Amazon expansion will lead to public tour, more jobs

RUSKIN — Amazon Ruskin Fulfillment Center director of operations Brian Owens says the facility's continued expansion will result in more hiring and a long-awaited grand opening that will allow the community to see what goes on inside the massive building.

"Last year we only opened half of the building and over the past year, the remainder of the building has been under construction, Owens said at a recent SouthShore Chamber of Commerce event held at the Hillsborough Community College SouthShore campus.

"This new construction should be completed by the end of this year," he said.

Owens said once construction is complete, it will hold the public viewing, allowing residents to tour one half while the other half remains in operation. The expansion also will result in the hiring of an additional 1,000 associates to fully staff the operation.

Amazon opened the 1 million-square-foot warehouse in September 2014 and eventually hired an initial force of 1,000. The state of the art fulfillment center is one of only 126 similar facilities world wide that offers warehousing and order fulfillment for third-party sellers, often small businesses and individuals.

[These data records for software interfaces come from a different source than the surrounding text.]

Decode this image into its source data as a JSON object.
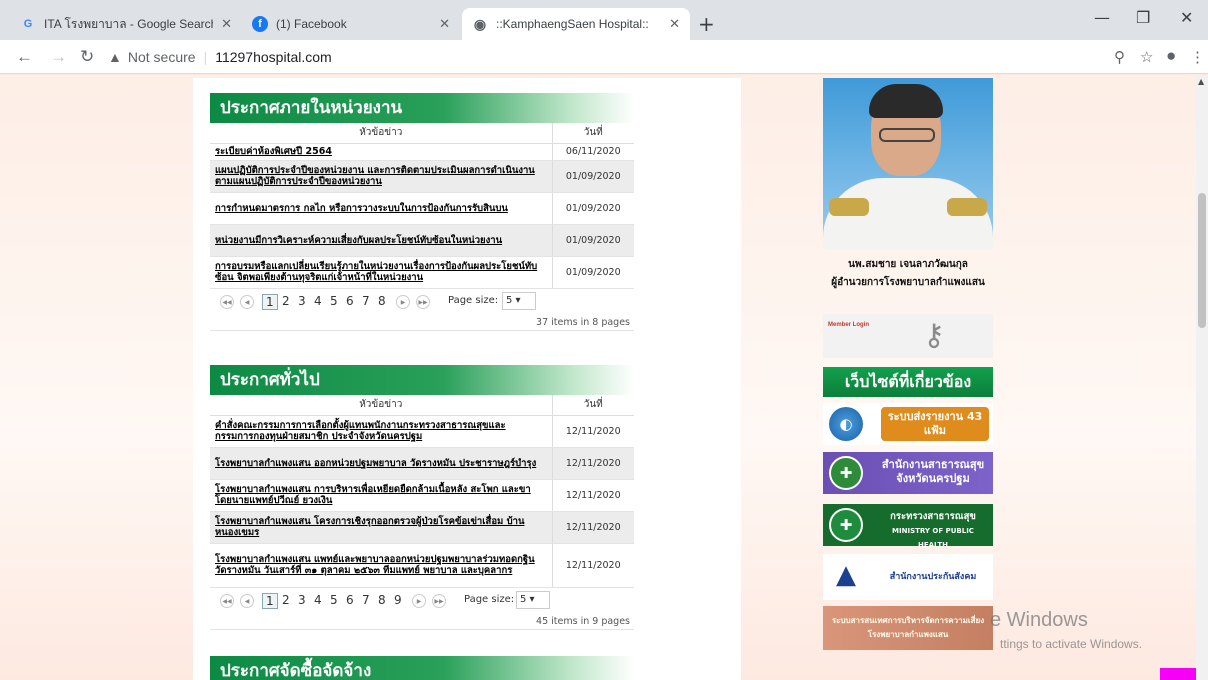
{
  "browser": {
    "tabs": [
      {
        "favicon": "G",
        "title": "ITA โรงพยาบาล - Google Search"
      },
      {
        "favicon": "f",
        "title": "(1) Facebook"
      },
      {
        "favicon": "globe",
        "title": "::KamphaengSaen Hospital::"
      }
    ],
    "url": "11297hospital.com",
    "security": "Not secure"
  },
  "section1": {
    "title": "ประกาศภายในหน่วยงาน",
    "col_title": "หัวข้อข่าว",
    "col_date": "วันที่",
    "rows": [
      {
        "title": "ระเบียบค่าห้องพิเศษปี 2564",
        "date": "06/11/2020"
      },
      {
        "title": "แผนปฏิบัติการประจำปีของหน่วยงาน และการติดตามประเมินผลการดำเนินงานตามแผนปฏิบัติการประจำปีของหน่วยงาน",
        "date": "01/09/2020"
      },
      {
        "title": "การกำหนดมาตรการ กลไก หรือการวางระบบในการป้องกันการรับสินบน",
        "date": "01/09/2020"
      },
      {
        "title": "หน่วยงานมีการวิเคราะห์ความเสี่ยงกับผลประโยชน์ทับซ้อนในหน่วยงาน",
        "date": "01/09/2020"
      },
      {
        "title": "การอบรมหรือแลกเปลี่ยนเรียนรู้ภายในหน่วยงานเรื่องการป้องกันผลประโยชน์ทับซ้อน จิตพอเพียงต้านทุจริตแก่เจ้าหน้าที่ในหน่วยงาน",
        "date": "01/09/2020"
      }
    ],
    "pages": [
      "1",
      "2",
      "3",
      "4",
      "5",
      "6",
      "7",
      "8"
    ],
    "page_size_label": "Page size:",
    "page_size": "5",
    "summary": "37 items in 8 pages"
  },
  "section2": {
    "title": "ประกาศทั่วไป",
    "col_title": "หัวข้อข่าว",
    "col_date": "วันที่",
    "rows": [
      {
        "title": "คำสั่งคณะกรรมการการเลือกตั้งผู้แทนพนักงานกระทรวงสาธารณสุขและกรรมการกองทุนฝ่ายสมาชิก ประจำจังหวัดนครปฐม",
        "date": "12/11/2020"
      },
      {
        "title": "โรงพยาบาลกำแพงแสน ออกหน่วยปฐมพยาบาล วัดรางหมัน ประชาราษฎร์บำรุง",
        "date": "12/11/2020"
      },
      {
        "title": "โรงพยาบาลกำแพงแสน การบริหารเพื่อเหยียดยืดกล้ามเนื้อหลัง สะโพก และขา โดยนายแพทย์ปวีณย์ ยวงเงิน",
        "date": "12/11/2020"
      },
      {
        "title": "โรงพยาบาลกำแพงแสน โครงการเชิงรุกออกตรวจผู้ป่วยโรคข้อเข่าเสื่อม บ้านหนองเขมร",
        "date": "12/11/2020"
      },
      {
        "title": "โรงพยาบาลกำแพงแสน แพทย์และพยาบาลออกหน่วยปฐมพยาบาลร่วมทอดกฐินวัดรางหมัน วันเสาร์ที่ ๓๑ ตุลาคม ๒๕๖๓ ทีมแพทย์ พยาบาล และบุคลากร",
        "date": "12/11/2020"
      }
    ],
    "pages": [
      "1",
      "2",
      "3",
      "4",
      "5",
      "6",
      "7",
      "8",
      "9"
    ],
    "page_size_label": "Page size:",
    "page_size": "5",
    "summary": "45 items in 9 pages"
  },
  "section3": {
    "title": "ประกาศจัดซื้อจัดจ้าง"
  },
  "sidebar": {
    "director_name": "นพ.สมชาย เจนลาภวัฒนกุล",
    "director_title": "ผู้อำนวยการโรงพยาบาลกำแพงแสน",
    "member_login": "Member Login",
    "related_title": "เว็บไซต์ที่เกี่ยวข้อง",
    "banner1": "ระบบส่งรายงาน 43 แฟ้ม",
    "banner2": "สำนักงานสาธารณสุข จังหวัดนครปฐม",
    "banner3": "กระทรวงสาธารณสุข",
    "banner3_sub": "MINISTRY OF PUBLIC HEALTH",
    "banner4": "สำนักงานประกันสังคม",
    "banner5": "ระบบสารสนเทศการบริหารจัดการความเสี่ยง โรงพยาบาลกำแพงแสน"
  },
  "watermark": {
    "line1": "e Windows",
    "line2": "ttings to activate Windows."
  },
  "colors": {
    "section_green": "#0c8a44",
    "page_bg": "#fbe9df",
    "accent_pink": "#f700f7"
  }
}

Owens, who has been with Amazon for 17 years, started as a temporary associate in a Delaware Amazon warehouse. Working his way up through the company, he transferred to several facilities in Kentucky and Tennessee, watching as the company grew in scope and efficiency.

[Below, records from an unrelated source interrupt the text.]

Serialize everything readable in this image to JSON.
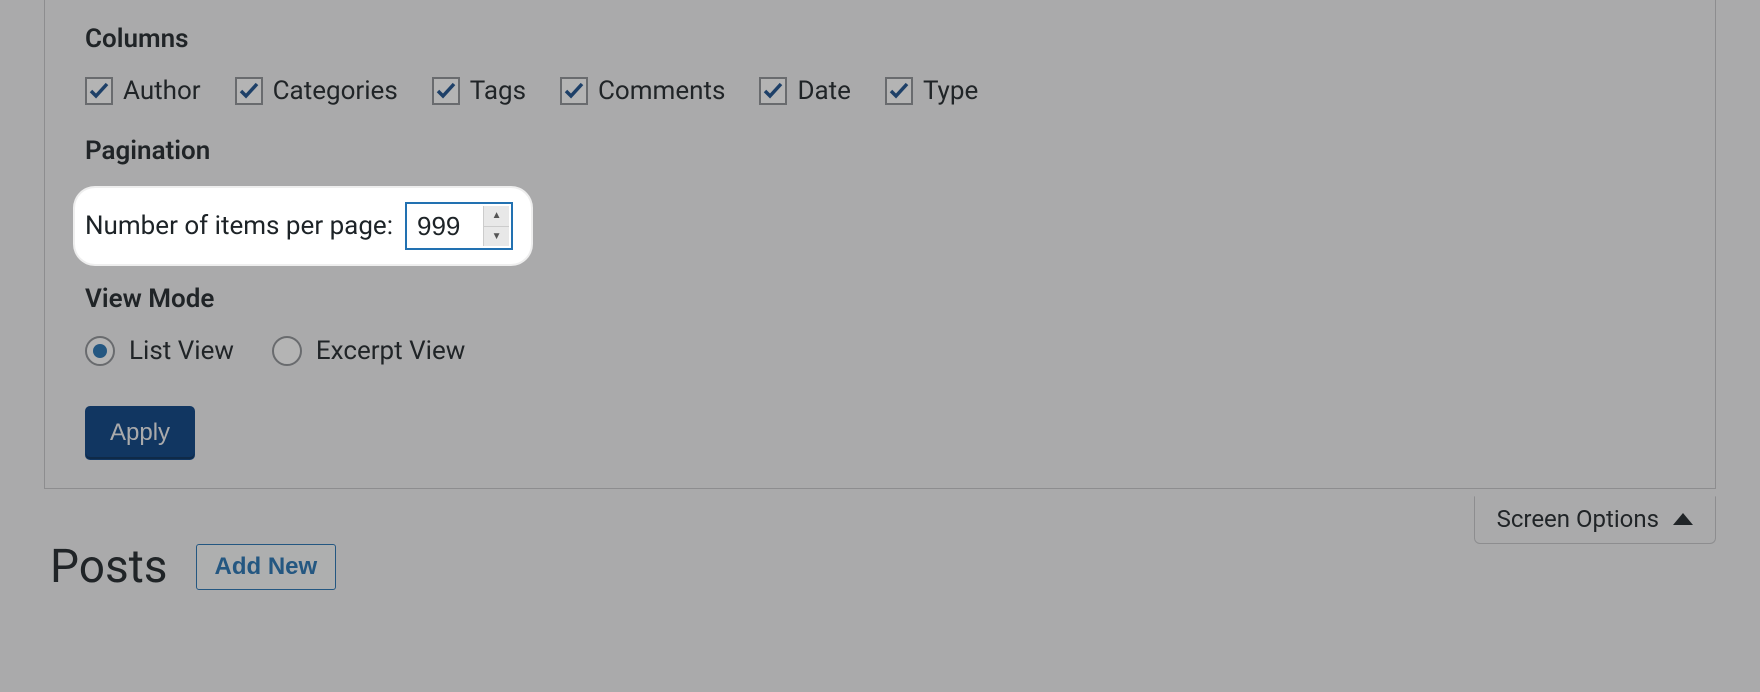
{
  "screen_options": {
    "tab_label": "Screen Options",
    "columns_heading": "Columns",
    "columns": [
      {
        "label": "Author",
        "checked": true
      },
      {
        "label": "Categories",
        "checked": true
      },
      {
        "label": "Tags",
        "checked": true
      },
      {
        "label": "Comments",
        "checked": true
      },
      {
        "label": "Date",
        "checked": true
      },
      {
        "label": "Type",
        "checked": true
      }
    ],
    "pagination_heading": "Pagination",
    "items_per_page_label": "Number of items per page:",
    "items_per_page_value": "999",
    "view_mode_heading": "View Mode",
    "view_modes": [
      {
        "label": "List View",
        "selected": true
      },
      {
        "label": "Excerpt View",
        "selected": false
      }
    ],
    "apply_label": "Apply"
  },
  "page": {
    "title": "Posts",
    "add_new_label": "Add New"
  }
}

"When I started working for Amazon, I used to walk up to 15 miles a day fulfilling orders," Owen said. "The exciting thing about this new facility is that it is one of only six (Amazon) buildings in the U.S. that uses robots. They do a lot of the walking for us now."

Owens moved with his wife and three children to accept his new position in Ruskin. He touted his enthusiasm for the job and the company's commitment to its employees, noting that every employee receives excellent benefits, including shares in the company as part of their benefit package.

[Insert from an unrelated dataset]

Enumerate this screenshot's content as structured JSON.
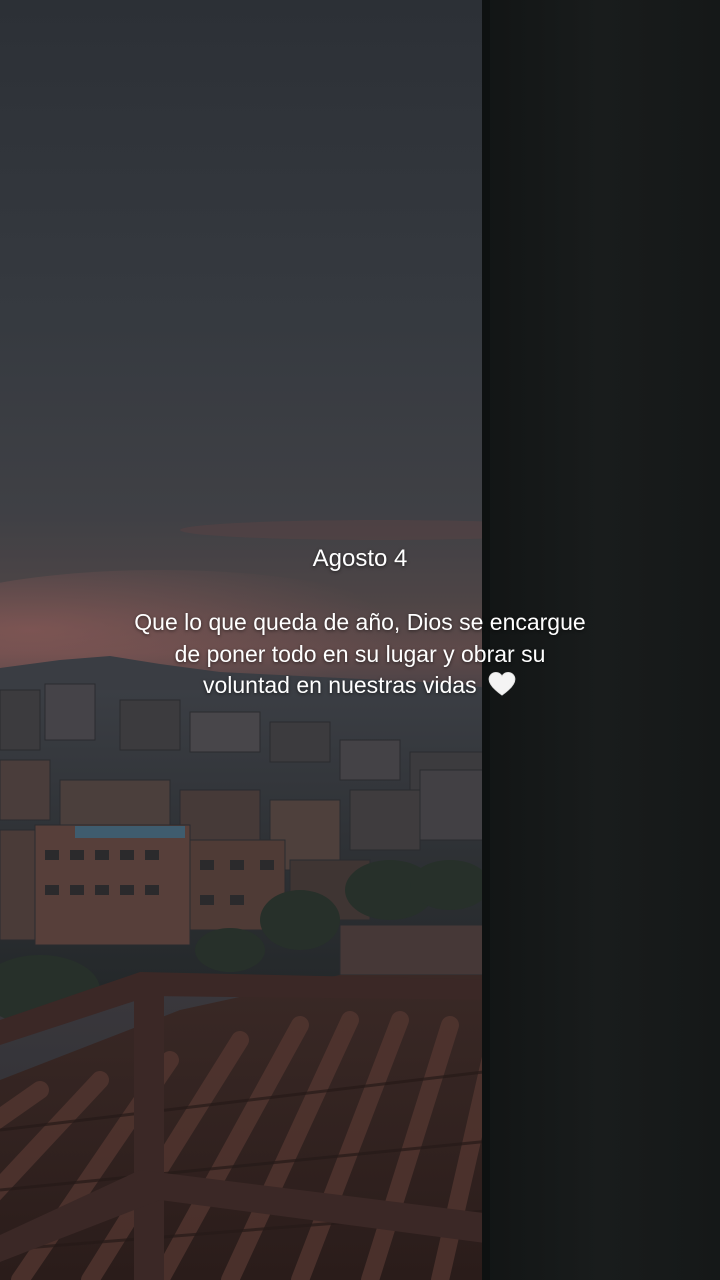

"Everyone that works at Amazon is an owner," Owens said. "Our associates are very important to us."

Becoming a part of the community is a priority for Amazon. They want to give back to the communities that house their warehouses. Owens explained that the company consults with their associates to learn where they would like to see company assistance offered in their community. The Ruskin associates pointed toward helping veterans.

"We have partnered with a couple of local military benefit groups to help out veterans and their families," Owens said. "We have also gone out to area elementary schools in Ruskin and Wimauma to provide backpacks and school supplies. We've sponsored Toys for Tots drives during the holidays.

"Amazon will even provide tuition for associates who wish to further their education, even if it's in an unrelated field such as the medical field. These are things we can do to help the associates that live in the community."

When questioned about a recent New York Times story that reported Amazon employees work under extremely taxing conditions, Owens referred to the response from Amazon CEO and founder Jeff Bezos.

"I don't think any company adopting the approach portrayed could survive, much less thrive, in today's highly competitive tech hiring market," Bezos said in a statement.

He also declared in a letter to employees that Amazon would not tolerate the management practices described in the article. He urged employees to contact him directly if such conditions existed.

Owens echoed the sentiments of his CEO.

"That is not the Amazon that I know," Owens said. "I love working for Amazon."

Contact Kathy Straub at